Please find all lines in the data that hold the string "Interest" and copy them.

------------------------------------

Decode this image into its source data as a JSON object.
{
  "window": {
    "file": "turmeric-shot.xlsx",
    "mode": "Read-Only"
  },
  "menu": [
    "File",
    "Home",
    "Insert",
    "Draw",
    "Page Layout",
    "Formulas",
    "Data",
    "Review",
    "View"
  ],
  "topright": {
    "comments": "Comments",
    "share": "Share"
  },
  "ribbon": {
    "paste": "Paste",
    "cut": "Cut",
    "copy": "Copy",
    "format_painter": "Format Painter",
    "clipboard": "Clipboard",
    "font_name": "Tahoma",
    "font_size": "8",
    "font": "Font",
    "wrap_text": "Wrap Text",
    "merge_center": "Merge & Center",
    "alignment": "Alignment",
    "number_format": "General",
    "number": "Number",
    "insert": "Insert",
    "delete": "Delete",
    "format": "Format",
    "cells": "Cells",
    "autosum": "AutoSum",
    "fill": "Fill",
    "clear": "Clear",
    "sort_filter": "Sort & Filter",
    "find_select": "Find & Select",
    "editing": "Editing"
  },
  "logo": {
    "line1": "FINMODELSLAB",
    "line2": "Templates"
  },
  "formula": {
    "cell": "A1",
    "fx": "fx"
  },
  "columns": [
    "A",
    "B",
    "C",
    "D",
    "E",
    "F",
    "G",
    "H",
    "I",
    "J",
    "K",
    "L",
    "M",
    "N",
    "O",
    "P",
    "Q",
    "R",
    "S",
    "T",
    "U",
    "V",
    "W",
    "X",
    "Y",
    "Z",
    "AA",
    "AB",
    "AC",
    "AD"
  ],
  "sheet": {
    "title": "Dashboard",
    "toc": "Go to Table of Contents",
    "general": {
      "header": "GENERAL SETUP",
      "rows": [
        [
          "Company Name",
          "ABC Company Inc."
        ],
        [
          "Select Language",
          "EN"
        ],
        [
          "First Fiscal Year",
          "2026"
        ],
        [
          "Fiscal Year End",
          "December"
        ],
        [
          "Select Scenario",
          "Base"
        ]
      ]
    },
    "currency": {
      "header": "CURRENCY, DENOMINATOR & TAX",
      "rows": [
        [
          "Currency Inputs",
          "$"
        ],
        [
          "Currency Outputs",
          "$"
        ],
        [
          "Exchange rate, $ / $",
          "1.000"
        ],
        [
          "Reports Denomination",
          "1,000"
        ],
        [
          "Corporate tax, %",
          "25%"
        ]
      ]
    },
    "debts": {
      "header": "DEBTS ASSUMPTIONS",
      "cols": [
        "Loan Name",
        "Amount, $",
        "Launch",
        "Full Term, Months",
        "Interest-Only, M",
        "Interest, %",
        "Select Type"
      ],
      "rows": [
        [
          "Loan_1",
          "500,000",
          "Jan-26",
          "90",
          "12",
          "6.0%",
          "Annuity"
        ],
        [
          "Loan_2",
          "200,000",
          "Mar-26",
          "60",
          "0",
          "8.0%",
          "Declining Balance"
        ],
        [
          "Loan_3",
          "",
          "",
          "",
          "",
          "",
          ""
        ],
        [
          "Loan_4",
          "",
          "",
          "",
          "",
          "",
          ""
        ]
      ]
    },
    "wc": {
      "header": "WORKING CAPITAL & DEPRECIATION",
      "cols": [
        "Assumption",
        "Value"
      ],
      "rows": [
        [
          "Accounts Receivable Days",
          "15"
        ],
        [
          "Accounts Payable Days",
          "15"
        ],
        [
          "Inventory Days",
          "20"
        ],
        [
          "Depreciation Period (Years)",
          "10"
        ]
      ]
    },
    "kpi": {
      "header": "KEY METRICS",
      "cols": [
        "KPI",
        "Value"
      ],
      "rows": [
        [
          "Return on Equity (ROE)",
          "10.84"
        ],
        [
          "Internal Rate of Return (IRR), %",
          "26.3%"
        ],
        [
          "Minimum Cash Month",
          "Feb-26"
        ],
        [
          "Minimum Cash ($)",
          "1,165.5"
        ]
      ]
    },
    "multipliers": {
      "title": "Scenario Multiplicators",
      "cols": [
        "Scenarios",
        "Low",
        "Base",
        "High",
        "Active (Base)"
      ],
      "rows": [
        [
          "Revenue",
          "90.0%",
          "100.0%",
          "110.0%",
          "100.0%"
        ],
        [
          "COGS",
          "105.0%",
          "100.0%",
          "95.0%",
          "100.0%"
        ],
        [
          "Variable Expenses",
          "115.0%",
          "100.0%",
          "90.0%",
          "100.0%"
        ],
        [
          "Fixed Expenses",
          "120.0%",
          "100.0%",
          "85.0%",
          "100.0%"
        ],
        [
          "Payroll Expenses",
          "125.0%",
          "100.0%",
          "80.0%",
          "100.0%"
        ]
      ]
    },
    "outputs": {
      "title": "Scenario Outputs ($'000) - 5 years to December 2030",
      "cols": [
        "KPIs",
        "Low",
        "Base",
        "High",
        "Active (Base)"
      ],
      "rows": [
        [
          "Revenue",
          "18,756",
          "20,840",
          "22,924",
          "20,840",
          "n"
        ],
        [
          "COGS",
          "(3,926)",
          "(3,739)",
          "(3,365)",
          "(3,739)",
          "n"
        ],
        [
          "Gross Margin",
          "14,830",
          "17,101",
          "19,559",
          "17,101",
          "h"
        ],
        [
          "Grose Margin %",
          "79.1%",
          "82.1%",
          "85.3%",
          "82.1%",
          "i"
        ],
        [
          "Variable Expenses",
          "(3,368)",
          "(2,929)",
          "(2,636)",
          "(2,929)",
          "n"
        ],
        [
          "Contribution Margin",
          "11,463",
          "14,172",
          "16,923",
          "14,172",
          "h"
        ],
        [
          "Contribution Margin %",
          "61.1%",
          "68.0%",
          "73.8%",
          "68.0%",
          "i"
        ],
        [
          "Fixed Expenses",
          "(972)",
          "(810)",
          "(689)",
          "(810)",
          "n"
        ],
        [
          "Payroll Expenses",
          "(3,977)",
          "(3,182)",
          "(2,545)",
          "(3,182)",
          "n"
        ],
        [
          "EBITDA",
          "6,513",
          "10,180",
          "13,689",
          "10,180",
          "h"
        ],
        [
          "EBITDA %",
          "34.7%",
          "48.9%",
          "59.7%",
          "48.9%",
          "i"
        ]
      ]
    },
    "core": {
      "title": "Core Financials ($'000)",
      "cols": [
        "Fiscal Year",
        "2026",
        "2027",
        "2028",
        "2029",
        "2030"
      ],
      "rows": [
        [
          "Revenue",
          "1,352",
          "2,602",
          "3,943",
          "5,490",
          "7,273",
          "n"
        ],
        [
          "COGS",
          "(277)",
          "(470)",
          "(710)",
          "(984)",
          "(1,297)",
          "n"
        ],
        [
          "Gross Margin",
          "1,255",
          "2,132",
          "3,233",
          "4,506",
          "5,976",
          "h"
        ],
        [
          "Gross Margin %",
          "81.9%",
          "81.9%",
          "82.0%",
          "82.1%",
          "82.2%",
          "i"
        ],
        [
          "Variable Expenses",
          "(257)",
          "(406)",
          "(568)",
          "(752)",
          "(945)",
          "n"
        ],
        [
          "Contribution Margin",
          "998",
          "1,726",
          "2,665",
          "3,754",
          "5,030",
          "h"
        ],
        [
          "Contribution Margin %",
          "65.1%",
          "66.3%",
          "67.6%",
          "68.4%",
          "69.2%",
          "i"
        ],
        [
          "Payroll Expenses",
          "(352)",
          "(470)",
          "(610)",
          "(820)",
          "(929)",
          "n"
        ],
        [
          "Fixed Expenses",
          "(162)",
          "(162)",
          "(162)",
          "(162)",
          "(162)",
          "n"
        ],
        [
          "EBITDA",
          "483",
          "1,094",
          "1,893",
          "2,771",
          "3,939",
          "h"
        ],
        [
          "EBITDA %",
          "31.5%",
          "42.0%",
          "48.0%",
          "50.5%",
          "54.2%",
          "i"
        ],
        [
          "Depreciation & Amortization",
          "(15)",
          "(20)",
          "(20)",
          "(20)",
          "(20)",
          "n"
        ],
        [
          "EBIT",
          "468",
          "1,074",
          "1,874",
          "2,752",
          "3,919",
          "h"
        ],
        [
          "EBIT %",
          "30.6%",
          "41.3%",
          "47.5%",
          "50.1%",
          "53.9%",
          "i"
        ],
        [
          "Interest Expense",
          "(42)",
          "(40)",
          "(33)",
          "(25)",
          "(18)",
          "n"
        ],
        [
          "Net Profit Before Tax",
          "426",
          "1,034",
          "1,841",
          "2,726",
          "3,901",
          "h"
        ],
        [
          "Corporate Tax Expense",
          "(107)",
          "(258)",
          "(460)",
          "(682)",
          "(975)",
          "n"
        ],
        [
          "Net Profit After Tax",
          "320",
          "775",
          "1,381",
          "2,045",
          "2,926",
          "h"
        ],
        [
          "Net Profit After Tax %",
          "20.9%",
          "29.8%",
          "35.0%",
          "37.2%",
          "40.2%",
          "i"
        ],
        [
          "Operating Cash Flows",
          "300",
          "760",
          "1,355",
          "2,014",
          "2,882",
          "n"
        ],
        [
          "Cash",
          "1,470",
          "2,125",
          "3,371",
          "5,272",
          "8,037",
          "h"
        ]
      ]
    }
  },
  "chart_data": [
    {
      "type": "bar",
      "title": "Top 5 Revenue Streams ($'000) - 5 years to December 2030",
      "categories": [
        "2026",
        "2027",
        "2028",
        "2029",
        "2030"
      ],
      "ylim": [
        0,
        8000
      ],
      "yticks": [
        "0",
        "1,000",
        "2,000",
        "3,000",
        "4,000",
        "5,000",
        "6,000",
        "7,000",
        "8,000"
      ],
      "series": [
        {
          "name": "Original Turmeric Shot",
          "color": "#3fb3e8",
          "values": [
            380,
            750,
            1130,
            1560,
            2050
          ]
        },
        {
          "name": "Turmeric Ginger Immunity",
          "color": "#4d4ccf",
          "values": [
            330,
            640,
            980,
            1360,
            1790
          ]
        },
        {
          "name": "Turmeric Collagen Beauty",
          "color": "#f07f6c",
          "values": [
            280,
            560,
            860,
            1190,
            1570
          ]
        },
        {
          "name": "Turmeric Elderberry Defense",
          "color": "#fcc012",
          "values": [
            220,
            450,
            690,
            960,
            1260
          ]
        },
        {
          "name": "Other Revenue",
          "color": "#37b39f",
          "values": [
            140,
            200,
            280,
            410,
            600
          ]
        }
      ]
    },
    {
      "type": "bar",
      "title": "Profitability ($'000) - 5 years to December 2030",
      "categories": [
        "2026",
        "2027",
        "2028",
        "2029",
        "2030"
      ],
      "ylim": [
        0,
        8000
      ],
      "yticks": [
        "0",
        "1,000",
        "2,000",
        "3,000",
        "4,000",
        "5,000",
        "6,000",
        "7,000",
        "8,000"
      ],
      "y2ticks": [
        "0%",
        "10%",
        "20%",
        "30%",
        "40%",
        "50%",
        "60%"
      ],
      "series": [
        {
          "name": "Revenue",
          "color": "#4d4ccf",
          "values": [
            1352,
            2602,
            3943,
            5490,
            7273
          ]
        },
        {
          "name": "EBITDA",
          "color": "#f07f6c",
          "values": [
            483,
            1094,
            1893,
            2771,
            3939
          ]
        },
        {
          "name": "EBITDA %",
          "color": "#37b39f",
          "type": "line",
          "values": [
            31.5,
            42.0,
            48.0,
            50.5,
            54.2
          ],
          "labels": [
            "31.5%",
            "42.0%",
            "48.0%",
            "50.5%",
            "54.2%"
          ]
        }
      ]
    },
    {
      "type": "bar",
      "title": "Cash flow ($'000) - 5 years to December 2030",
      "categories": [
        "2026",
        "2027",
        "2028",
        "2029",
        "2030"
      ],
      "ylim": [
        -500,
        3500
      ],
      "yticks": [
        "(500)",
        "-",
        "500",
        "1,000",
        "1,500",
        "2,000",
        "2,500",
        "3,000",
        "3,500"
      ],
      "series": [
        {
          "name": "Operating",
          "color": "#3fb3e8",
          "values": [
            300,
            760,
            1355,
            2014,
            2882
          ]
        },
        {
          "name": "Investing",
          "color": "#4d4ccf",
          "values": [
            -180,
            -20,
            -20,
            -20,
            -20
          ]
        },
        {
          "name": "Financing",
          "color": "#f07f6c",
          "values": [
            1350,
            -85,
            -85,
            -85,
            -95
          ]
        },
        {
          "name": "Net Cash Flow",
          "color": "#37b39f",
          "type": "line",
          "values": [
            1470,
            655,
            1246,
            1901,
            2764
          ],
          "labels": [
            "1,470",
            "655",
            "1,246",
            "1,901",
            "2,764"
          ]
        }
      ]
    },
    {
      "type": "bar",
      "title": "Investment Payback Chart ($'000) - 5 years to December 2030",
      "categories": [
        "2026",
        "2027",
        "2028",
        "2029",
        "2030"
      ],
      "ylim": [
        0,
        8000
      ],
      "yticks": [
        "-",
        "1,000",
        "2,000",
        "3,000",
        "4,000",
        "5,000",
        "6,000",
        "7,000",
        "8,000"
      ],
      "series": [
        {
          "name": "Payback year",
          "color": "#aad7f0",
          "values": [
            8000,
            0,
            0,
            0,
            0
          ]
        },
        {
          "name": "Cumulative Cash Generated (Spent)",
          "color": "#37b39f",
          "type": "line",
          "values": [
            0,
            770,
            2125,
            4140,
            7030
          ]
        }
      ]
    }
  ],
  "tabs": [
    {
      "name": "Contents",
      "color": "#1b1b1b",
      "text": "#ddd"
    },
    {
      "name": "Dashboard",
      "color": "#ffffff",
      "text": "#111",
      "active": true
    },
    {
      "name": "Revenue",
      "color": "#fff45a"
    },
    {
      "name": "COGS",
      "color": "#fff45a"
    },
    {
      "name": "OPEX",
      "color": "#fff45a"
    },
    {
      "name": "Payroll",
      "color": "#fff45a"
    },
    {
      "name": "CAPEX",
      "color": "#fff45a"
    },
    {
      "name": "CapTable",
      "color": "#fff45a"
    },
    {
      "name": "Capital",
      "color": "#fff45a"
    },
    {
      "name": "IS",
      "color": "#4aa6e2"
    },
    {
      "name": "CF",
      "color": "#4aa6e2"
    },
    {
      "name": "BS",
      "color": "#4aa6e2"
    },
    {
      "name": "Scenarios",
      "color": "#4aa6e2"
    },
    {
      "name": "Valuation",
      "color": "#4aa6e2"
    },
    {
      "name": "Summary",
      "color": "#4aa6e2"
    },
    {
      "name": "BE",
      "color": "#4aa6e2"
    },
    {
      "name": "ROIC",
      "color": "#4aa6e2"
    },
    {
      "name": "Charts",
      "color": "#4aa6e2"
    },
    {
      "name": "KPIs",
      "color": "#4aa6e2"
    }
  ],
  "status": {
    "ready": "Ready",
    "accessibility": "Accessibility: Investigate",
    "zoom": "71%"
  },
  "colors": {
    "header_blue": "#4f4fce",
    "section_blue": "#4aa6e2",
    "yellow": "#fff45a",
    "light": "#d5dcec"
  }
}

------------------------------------

» **Output of the exercise**:
        "Interest-Only, M",
        "Interest, %",
          "Interest Expense",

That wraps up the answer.